+++ Source material +++
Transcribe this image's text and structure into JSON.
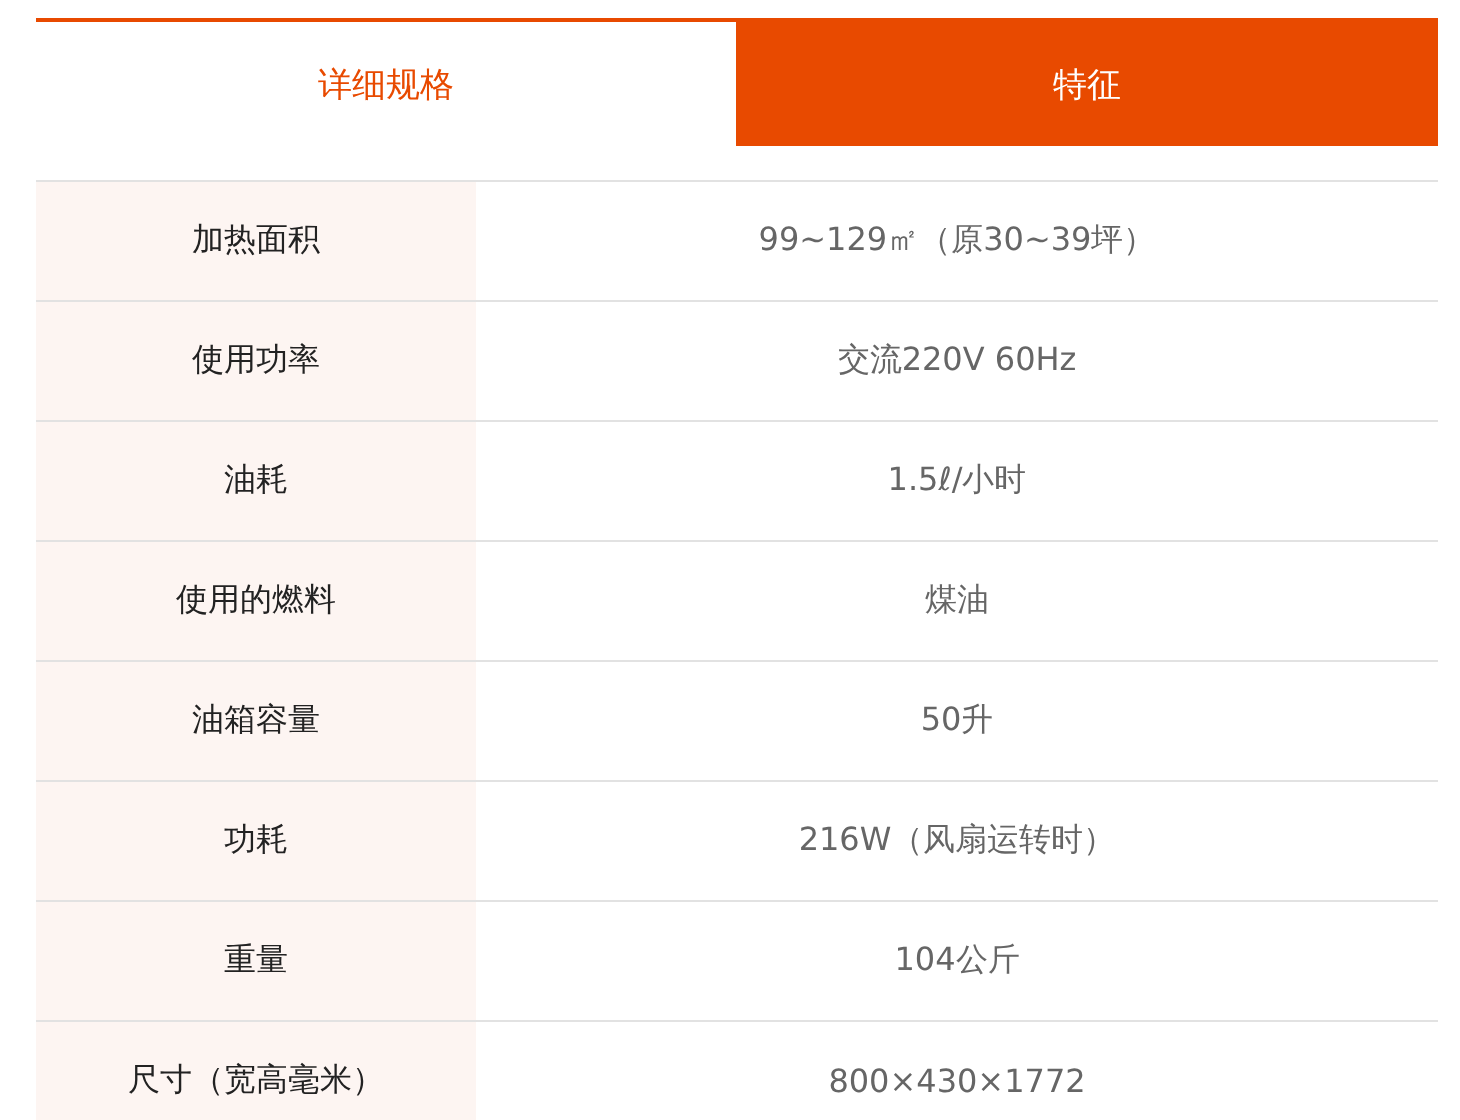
{
  "tabs": [
    {
      "label": "详细规格",
      "selected": false
    },
    {
      "label": "特征",
      "selected": true
    }
  ],
  "specs": [
    {
      "label": "加热面积",
      "value": "99~129㎡（原30~39坪）"
    },
    {
      "label": "使用功率",
      "value": "交流220V 60Hz"
    },
    {
      "label": "油耗",
      "value": "1.5ℓ/小时"
    },
    {
      "label": "使用的燃料",
      "value": "煤油"
    },
    {
      "label": "油箱容量",
      "value": "50升"
    },
    {
      "label": "功耗",
      "value": "216W（风扇运转时）"
    },
    {
      "label": "重量",
      "value": "104公斤"
    },
    {
      "label": "尺寸（宽高毫米）",
      "value": "800×430×1772"
    }
  ]
}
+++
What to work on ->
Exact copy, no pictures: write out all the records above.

Response box ->
Transcribe this image's text and structure into JSON.
{
  "tabs": [
    {
      "label": "详细规格",
      "selected": false
    },
    {
      "label": "特征",
      "selected": true
    }
  ],
  "specs": [
    {
      "label": "加热面积",
      "value": "99~129㎡（原30~39坪）"
    },
    {
      "label": "使用功率",
      "value": "交流220V 60Hz"
    },
    {
      "label": "油耗",
      "value": "1.5ℓ/小时"
    },
    {
      "label": "使用的燃料",
      "value": "煤油"
    },
    {
      "label": "油箱容量",
      "value": "50升"
    },
    {
      "label": "功耗",
      "value": "216W（风扇运转时）"
    },
    {
      "label": "重量",
      "value": "104公斤"
    },
    {
      "label": "尺寸（宽高毫米）",
      "value": "800×430×1772"
    }
  ]
}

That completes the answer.